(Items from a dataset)
* * *

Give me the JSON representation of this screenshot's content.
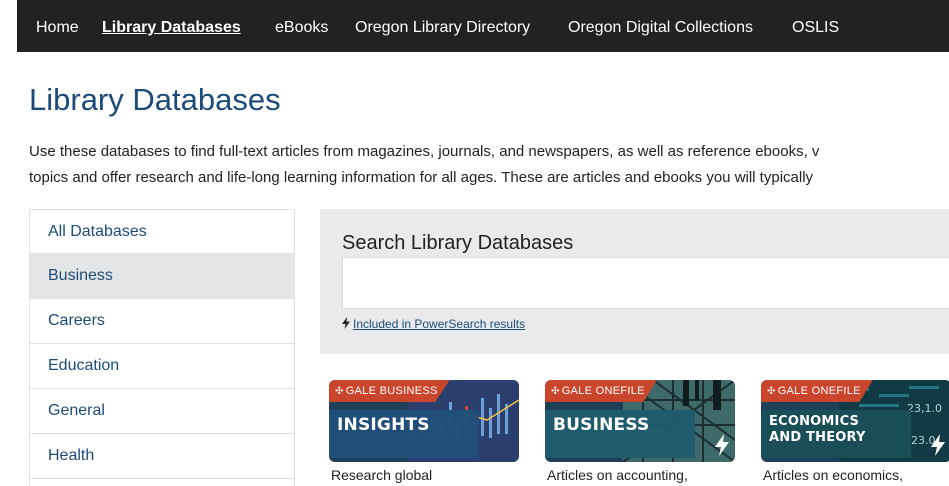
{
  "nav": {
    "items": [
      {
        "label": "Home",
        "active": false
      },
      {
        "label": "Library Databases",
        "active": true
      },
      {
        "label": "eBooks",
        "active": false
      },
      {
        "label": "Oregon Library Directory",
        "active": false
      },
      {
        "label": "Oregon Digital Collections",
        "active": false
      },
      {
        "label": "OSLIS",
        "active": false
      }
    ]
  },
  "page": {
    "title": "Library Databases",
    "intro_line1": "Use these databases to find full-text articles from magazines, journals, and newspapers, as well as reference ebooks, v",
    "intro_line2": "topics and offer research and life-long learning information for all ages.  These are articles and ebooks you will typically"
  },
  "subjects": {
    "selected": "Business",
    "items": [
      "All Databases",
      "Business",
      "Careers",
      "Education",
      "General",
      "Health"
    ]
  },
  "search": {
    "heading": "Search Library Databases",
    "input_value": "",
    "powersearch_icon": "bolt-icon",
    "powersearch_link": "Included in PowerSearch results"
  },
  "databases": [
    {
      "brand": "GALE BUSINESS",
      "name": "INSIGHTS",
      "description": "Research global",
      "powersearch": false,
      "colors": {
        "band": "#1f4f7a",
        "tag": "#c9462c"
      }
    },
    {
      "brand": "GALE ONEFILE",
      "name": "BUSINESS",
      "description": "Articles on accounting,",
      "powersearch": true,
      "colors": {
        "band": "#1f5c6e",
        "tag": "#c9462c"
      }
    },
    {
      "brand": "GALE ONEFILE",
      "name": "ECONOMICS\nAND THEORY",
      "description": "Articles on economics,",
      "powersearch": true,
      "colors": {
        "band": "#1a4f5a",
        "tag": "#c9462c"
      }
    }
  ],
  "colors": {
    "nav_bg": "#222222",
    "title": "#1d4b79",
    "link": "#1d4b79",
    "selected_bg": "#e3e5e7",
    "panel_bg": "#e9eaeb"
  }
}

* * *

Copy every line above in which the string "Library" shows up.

• Solution to this exercise:
        "label": "Library Databases",
        "label": "Oregon Library Directory",
    "title": "Library Databases",
    "heading": "Search Library Databases",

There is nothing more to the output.